Results of the Research Assessment Exercise (RAE) 2008 have placed the University of Edinburgh and Heriot-Watt University at 10th and 42nd respectively among Britain's research intensive universities.
The RAE, which rates the quality of research produced by universities through a process of peer review, will be used by Britain’s four higher education funding councils to allocate £1.5 billion of annual performance related funding to universities until 2013.
The exercise, which has previously drawn criticism for its subjective methodology and the emphasis it forces staff to place on research over teaching, has been radically reformed since it was last conducted in 2001.
The seven former ranking levels—the greatest being 5*—have been replaced by five grades ranging from 0*, or sub-standard, to 4*, or world-leading.
In addition, whereas research departments were previously assessed as a single entity—gaining a 5* ranking if anything more than 51% of research was said to be world leading—the 2008 report has given departments a more precise average score.
The RAE does not conclusively rank universities, and researchers will have to wait until March to hear the implications it will have on funding, but tables compiled by The Guardian and the Times Higher Education Supplement have suggested that there could be cause to celebrate in Edinburgh.
The University of Edinburgh is thought to have benefited from the new system, having climbed twelve places to 10th in The Guardian’s assessment and sitting comfortably at 7th in The Times. Heriot-Watt University has also consolidated its strong performance in 2001, retaining its position at 42 in The Guardian, just ten places below the University of Glasgow.

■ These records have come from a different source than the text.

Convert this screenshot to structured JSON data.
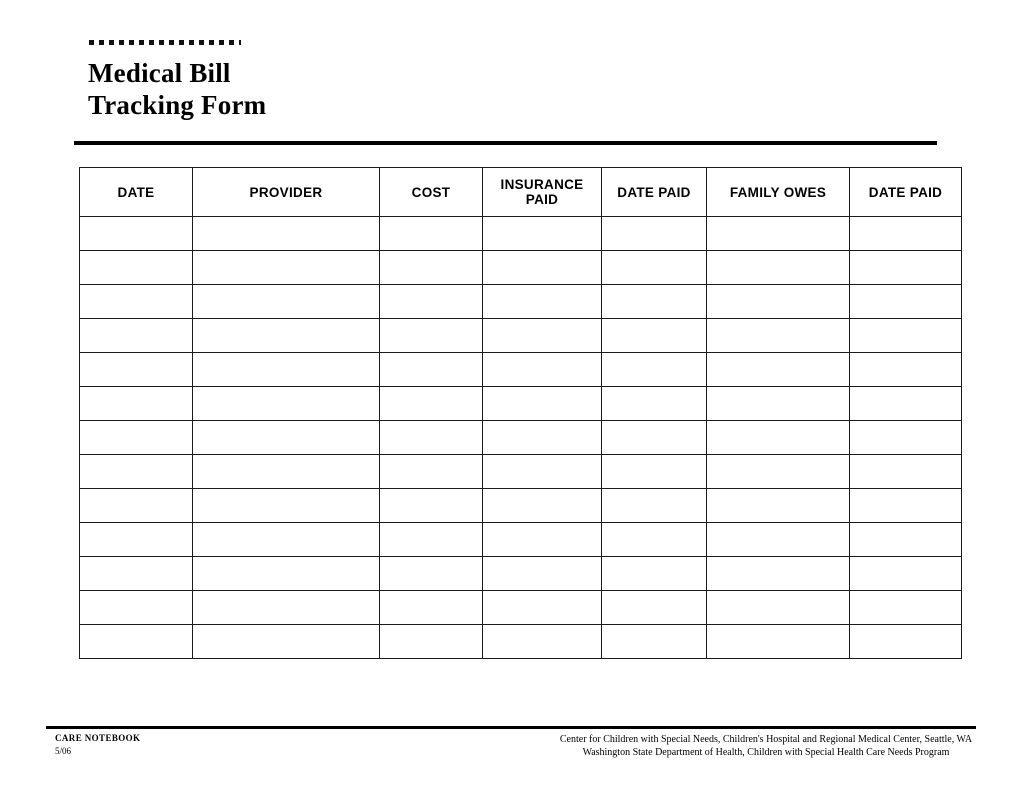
{
  "document": {
    "title": "Medical Bill\nTracking Form",
    "decorative_rule": "dotted-square-rule"
  },
  "table": {
    "columns": [
      {
        "key": "date",
        "label": "DATE"
      },
      {
        "key": "provider",
        "label": "PROVIDER"
      },
      {
        "key": "cost",
        "label": "COST"
      },
      {
        "key": "insurance_paid",
        "label": "INSURANCE\nPAID"
      },
      {
        "key": "date_paid_insurance",
        "label": "DATE PAID"
      },
      {
        "key": "family_owes",
        "label": "FAMILY OWES"
      },
      {
        "key": "date_paid_family",
        "label": "DATE PAID"
      }
    ],
    "row_count": 13,
    "rows": [
      [
        "",
        "",
        "",
        "",
        "",
        "",
        ""
      ],
      [
        "",
        "",
        "",
        "",
        "",
        "",
        ""
      ],
      [
        "",
        "",
        "",
        "",
        "",
        "",
        ""
      ],
      [
        "",
        "",
        "",
        "",
        "",
        "",
        ""
      ],
      [
        "",
        "",
        "",
        "",
        "",
        "",
        ""
      ],
      [
        "",
        "",
        "",
        "",
        "",
        "",
        ""
      ],
      [
        "",
        "",
        "",
        "",
        "",
        "",
        ""
      ],
      [
        "",
        "",
        "",
        "",
        "",
        "",
        ""
      ],
      [
        "",
        "",
        "",
        "",
        "",
        "",
        ""
      ],
      [
        "",
        "",
        "",
        "",
        "",
        "",
        ""
      ],
      [
        "",
        "",
        "",
        "",
        "",
        "",
        ""
      ],
      [
        "",
        "",
        "",
        "",
        "",
        "",
        ""
      ],
      [
        "",
        "",
        "",
        "",
        "",
        "",
        ""
      ]
    ]
  },
  "footer": {
    "brand": "CARE NOTEBOOK",
    "revision": "5/06",
    "credit_line_1": "Center for Children with Special Needs, Children's Hospital and Regional Medical Center, Seattle, WA",
    "credit_line_2": "Washington State Department of Health, Children with Special Health Care Needs Program"
  },
  "colors": {
    "ink": "#000000",
    "rule": "#1b1b1b",
    "paper": "#ffffff"
  }
}
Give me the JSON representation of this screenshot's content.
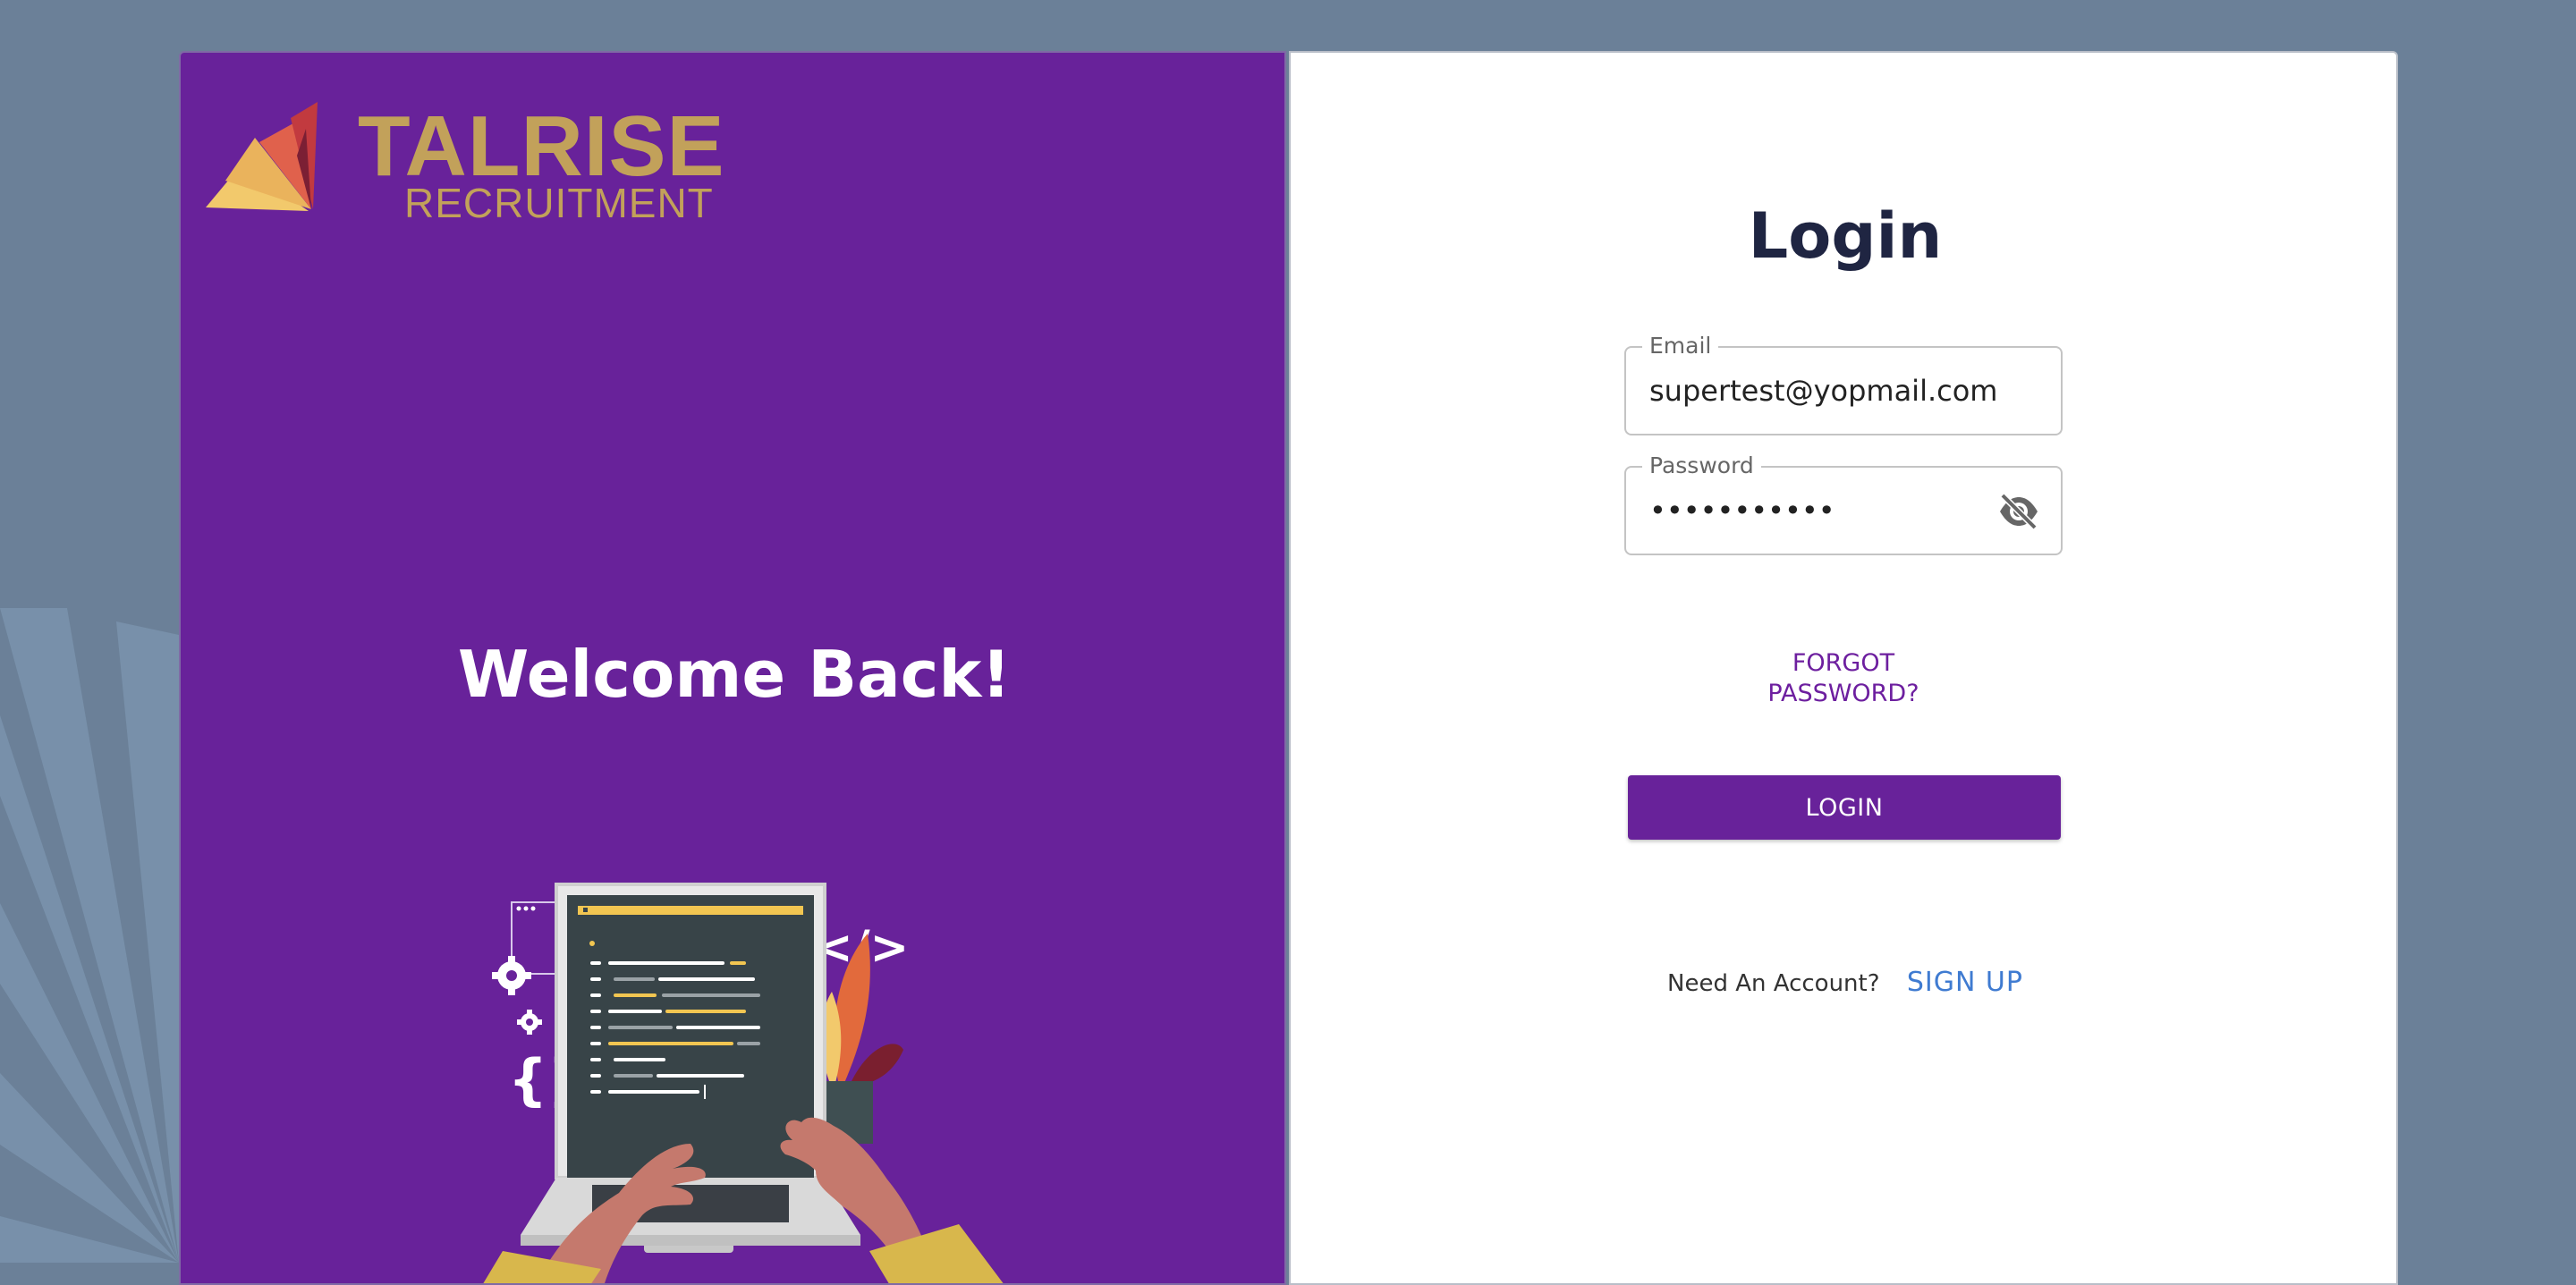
{
  "brand": {
    "name": "TALRISE",
    "subtitle": "RECRUITMENT",
    "gold": "#c2a15a",
    "purple": "#68229a"
  },
  "hero": {
    "welcome": "Welcome Back!",
    "illustration": "laptop-coding-illustration"
  },
  "login": {
    "title": "Login",
    "email": {
      "label": "Email",
      "value": "supertest@yopmail.com"
    },
    "password": {
      "label": "Password",
      "value": "•••••••••••",
      "toggle_icon": "eye-off-icon"
    },
    "forgot_line1": "FORGOT",
    "forgot_line2": "PASSWORD?",
    "submit_label": "LOGIN",
    "need_account": "Need An Account?",
    "signup_label": "SIGN UP"
  },
  "colors": {
    "page_bg": "#6b8098",
    "title_text": "#1f2542",
    "link_blue": "#3f7bd1"
  }
}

Heriot-Watt principal Anton Muscatelli expressed his happiness with the findings, saying: "We have more than doubled the percentage of Heriot-Watt research results which are at or above the national average, from 24 per cent to 50 per cent, which is a terrific result.
“We will use these positive results to build our research base and attract increased funding from research councils and industry, and to continue to grow our research student numbers.”

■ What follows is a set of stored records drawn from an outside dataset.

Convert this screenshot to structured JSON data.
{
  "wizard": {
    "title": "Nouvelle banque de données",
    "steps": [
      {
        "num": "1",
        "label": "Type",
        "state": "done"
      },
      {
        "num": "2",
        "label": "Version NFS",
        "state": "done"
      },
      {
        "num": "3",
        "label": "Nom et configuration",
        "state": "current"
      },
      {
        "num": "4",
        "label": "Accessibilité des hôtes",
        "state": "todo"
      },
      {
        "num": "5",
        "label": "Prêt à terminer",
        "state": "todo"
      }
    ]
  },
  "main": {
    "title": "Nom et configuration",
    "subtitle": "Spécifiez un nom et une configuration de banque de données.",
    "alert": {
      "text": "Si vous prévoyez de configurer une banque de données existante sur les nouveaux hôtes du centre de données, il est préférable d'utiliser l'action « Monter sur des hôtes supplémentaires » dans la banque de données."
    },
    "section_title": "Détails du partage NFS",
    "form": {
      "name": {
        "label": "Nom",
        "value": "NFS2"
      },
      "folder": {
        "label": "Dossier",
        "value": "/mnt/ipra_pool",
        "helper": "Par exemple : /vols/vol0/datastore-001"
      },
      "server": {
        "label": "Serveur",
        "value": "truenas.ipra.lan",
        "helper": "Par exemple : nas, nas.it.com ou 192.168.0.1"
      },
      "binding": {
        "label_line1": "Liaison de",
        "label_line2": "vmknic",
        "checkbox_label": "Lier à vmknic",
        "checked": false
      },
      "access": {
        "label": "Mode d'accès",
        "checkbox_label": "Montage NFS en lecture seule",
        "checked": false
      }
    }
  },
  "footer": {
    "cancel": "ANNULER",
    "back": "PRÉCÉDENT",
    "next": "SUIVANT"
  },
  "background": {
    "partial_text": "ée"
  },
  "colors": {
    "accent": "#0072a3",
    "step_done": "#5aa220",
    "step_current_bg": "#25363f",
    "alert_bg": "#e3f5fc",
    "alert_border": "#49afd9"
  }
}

Star performers at the University of Edinburgh included the College of Medicine and Veterinary Medicine, which ranked highest in the UK for research in hospital and laboratory based clinical subjects.
English Literature was another department applauded by university principal Professor Timothy O’Shea, for attaining a place in the top three in the UK, with 40 per cent of its research rated as 4*.
Some controversy has surrounded this year’s results, which have not included precise information on the numbers of staff submitted by each institution for assessment, with some accusations that under-performing staff members have been swept under the carpet.
Both The Times and The Guardian have attempted to estimate the proportion of staff hidden from assessors in compiling their tables but this has created some wildly varying results lower down the rankings.
The Guardian has given Napier and Queen Margaret universities some cause for concern in this year’s results, ranked at 102nd and 114th respectively out of a total of 116.
However, The Times places the two institutions at 72nd and 64th.
A spokesperson for Napier University told The Journal: “The 102 out of 116 ranking for Napier University found in The Guardian was taken from one particular publication using a single metric.
"Funding, however, is likely to be based on a combination of quality and the number of staff submitted, and on this basis we are confident that our relative position has improved significantly, as indicated by the 72nd position recorded in the table produced by the University of Lancaster and published by Times Higher Education.
“We therefore look forward to much improved funding based on a significantly improved performance from the previous exercise in 2001.”